===== Supplied entries
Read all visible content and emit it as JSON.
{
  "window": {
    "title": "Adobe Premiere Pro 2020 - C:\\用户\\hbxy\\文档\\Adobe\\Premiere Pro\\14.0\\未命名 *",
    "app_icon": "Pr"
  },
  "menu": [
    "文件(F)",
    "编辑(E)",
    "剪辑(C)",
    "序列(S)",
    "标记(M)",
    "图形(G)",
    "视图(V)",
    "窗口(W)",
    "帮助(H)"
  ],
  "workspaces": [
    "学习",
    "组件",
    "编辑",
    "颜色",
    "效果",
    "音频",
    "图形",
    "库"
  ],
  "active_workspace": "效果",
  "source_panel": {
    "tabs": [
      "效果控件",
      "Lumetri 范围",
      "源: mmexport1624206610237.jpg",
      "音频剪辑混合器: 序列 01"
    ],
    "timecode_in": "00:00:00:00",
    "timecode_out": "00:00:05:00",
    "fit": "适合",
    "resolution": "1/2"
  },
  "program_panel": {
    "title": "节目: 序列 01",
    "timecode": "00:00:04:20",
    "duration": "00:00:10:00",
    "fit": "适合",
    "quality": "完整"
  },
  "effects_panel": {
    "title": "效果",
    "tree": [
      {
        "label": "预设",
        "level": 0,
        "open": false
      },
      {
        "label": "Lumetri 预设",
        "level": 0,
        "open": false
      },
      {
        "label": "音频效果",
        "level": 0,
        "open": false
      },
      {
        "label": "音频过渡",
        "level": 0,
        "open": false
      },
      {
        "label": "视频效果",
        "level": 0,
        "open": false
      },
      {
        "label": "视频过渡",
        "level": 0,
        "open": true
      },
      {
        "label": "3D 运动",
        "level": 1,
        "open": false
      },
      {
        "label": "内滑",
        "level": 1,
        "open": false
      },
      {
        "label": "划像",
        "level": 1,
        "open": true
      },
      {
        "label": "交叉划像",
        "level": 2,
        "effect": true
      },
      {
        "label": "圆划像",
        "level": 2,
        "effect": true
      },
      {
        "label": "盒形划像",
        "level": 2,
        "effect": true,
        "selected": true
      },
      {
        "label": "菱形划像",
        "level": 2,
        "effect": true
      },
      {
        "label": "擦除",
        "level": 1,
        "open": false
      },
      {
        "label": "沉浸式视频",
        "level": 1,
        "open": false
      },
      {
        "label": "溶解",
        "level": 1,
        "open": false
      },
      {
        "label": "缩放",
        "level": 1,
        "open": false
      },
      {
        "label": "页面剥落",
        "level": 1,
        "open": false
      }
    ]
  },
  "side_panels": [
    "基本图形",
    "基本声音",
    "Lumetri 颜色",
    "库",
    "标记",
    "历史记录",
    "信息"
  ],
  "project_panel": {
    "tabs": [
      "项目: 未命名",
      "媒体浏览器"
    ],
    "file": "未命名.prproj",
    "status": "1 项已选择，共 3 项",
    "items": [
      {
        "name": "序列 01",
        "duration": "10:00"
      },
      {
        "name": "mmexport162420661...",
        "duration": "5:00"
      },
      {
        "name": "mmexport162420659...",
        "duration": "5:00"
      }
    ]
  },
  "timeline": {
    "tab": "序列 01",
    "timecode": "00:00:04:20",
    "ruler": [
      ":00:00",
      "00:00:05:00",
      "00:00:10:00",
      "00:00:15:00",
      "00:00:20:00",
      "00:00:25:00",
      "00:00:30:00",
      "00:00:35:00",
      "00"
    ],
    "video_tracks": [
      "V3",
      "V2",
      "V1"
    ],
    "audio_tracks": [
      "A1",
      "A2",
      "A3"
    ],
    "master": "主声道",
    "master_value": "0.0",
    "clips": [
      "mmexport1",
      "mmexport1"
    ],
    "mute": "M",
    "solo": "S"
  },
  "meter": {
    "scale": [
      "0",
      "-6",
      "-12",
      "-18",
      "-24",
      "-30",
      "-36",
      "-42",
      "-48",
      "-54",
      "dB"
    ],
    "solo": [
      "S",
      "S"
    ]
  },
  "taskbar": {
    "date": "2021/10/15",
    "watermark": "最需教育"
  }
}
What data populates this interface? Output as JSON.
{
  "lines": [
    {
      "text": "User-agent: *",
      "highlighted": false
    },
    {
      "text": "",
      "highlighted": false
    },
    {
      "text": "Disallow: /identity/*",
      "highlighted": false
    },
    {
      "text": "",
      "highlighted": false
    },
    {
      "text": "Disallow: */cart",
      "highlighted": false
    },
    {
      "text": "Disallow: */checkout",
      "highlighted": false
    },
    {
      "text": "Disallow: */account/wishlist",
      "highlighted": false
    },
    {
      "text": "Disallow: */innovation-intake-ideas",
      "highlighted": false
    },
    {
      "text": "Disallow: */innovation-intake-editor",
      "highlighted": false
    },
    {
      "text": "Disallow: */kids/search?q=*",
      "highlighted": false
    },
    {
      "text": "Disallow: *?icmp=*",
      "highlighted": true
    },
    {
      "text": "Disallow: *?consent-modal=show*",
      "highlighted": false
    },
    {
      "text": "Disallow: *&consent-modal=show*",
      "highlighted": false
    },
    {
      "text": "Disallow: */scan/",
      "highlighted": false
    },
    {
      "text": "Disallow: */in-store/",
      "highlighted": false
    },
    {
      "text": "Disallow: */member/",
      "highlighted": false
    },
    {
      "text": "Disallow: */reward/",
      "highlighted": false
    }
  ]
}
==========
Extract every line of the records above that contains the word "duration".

    "duration": "00:00:10:00",
        "duration": "10:00"
        "duration": "5:00"
        "duration": "5:00"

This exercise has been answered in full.